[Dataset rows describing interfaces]
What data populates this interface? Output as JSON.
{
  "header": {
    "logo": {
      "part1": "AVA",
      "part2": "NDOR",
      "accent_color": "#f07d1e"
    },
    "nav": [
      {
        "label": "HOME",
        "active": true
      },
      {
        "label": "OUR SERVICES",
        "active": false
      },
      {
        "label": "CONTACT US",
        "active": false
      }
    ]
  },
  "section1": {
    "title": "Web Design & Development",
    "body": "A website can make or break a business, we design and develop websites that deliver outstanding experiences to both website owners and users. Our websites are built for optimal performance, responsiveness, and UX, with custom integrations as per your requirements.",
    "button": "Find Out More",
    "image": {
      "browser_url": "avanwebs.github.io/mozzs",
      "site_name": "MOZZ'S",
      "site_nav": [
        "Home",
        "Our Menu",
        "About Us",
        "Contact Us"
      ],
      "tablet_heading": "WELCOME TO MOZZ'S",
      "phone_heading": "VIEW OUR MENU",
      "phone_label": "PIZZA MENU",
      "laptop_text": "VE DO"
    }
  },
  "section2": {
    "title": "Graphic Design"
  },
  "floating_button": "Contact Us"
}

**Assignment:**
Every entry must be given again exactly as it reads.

**Response area:**
What data populates this interface? Output as JSON.
{
  "header": {
    "logo": {
      "part1": "AVA",
      "part2": "NDOR",
      "accent_color": "#f07d1e"
    },
    "nav": [
      {
        "label": "HOME",
        "active": true
      },
      {
        "label": "OUR SERVICES",
        "active": false
      },
      {
        "label": "CONTACT US",
        "active": false
      }
    ]
  },
  "section1": {
    "title": "Web Design & Development",
    "body": "A website can make or break a business, we design and develop websites that deliver outstanding experiences to both website owners and users. Our websites are built for optimal performance, responsiveness, and UX, with custom integrations as per your requirements.",
    "button": "Find Out More",
    "image": {
      "browser_url": "avanwebs.github.io/mozzs",
      "site_name": "MOZZ'S",
      "site_nav": [
        "Home",
        "Our Menu",
        "About Us",
        "Contact Us"
      ],
      "tablet_heading": "WELCOME TO MOZZ'S",
      "phone_heading": "VIEW OUR MENU",
      "phone_label": "PIZZA MENU",
      "laptop_text": "VE DO"
    }
  },
  "section2": {
    "title": "Graphic Design"
  },
  "floating_button": "Contact Us"
}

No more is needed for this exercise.